During the October 8th Downstate Gubernatorial Debate in Peoria, candidates for Governor were asked about their position on climate change and whether they supported President Obama’s Clean Power Plan.
The question came from Jamey Dunn at Illinois Issues magazine:
Q: States would play a large role in implementing the proposed federal role to cut carbon emissions. Do you believe that climate change is happening and is man-made and what is your take on the Obama administration’s plan to cut carbon given that the state derives most of it’s electricity from coal?
Bruce Rauner: “I believe we need a broad based portfolio of energy options in Illinois and in America. I do not believe that betting too much on any one sector is prudent- we need a broad base and we need energy independence for America and I’d like to see that also for Illinois. I believe we can have renewable energy resources here, we can have and should have further development of our wind farms, of our solar energy- renewable resources. But I also believe we can be prudent in our energy development from more traditional resources. We have incredible energy opportunity in southern Illinois with coal, with oil and gas, with hydraulic fracturing. It can be a massive job creator and tax revenue generator if we have a broad based portfolio of energy options and I would push every capability in that regard.”
Governor Quinn: “I think we have to reduce emissions and I do think we need to take on climate change. The winter we just had- terrible tornadoes this November here nearby and in Washington and other place in Illinois. I think the alarm signals told all of us that severe weather is something we all need to pay attention to and reducing emissions is part of the job for all of us. And since I’ve been governor, our state has erected many many wind turbines across Illinois. I believe in wind energy and solar energy. I’ve been in the roof of the Shedd Aquarium in Chicago where they have solar collectors at real cost. We also have to believe in energy efficiency and we’ve invested in that in Illinois. Our state is the only state not on a cost that is in the top 10 in energy efficiency states in the country and we’ve been able to do that in my time as governor. We’ve invested in energy efficiency- it’s one of the best ways to reduce emissions, help grow jobs. These are clean energy jobs that create good paying jobs for people by reducing the need for energy whenever possible and I think the state of Illinois can be a leader in this area. We have good workers who are well trained”

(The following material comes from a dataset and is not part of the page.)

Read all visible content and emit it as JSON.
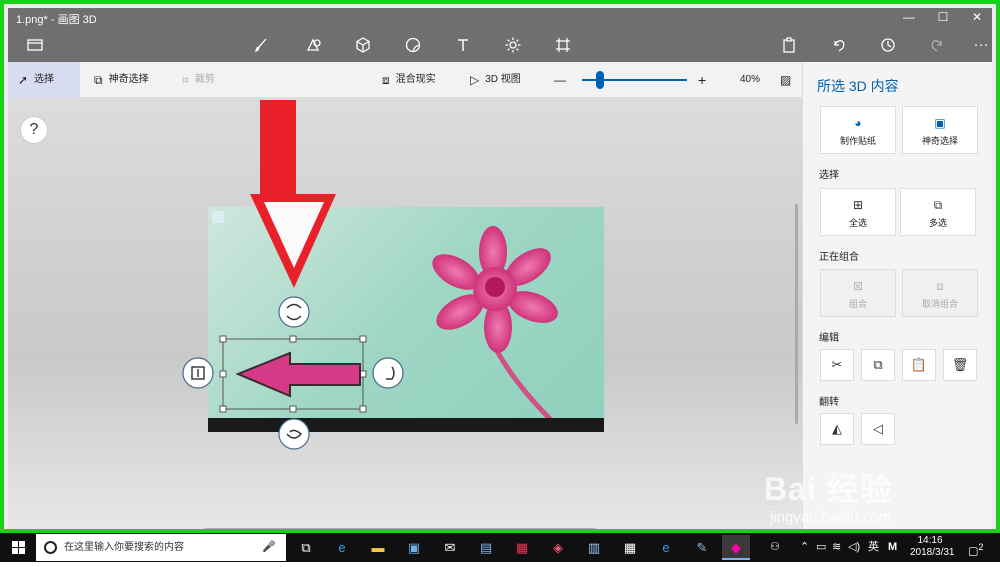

You can view the entire debate hereentire debate here The question on climate change is the second one in the debate.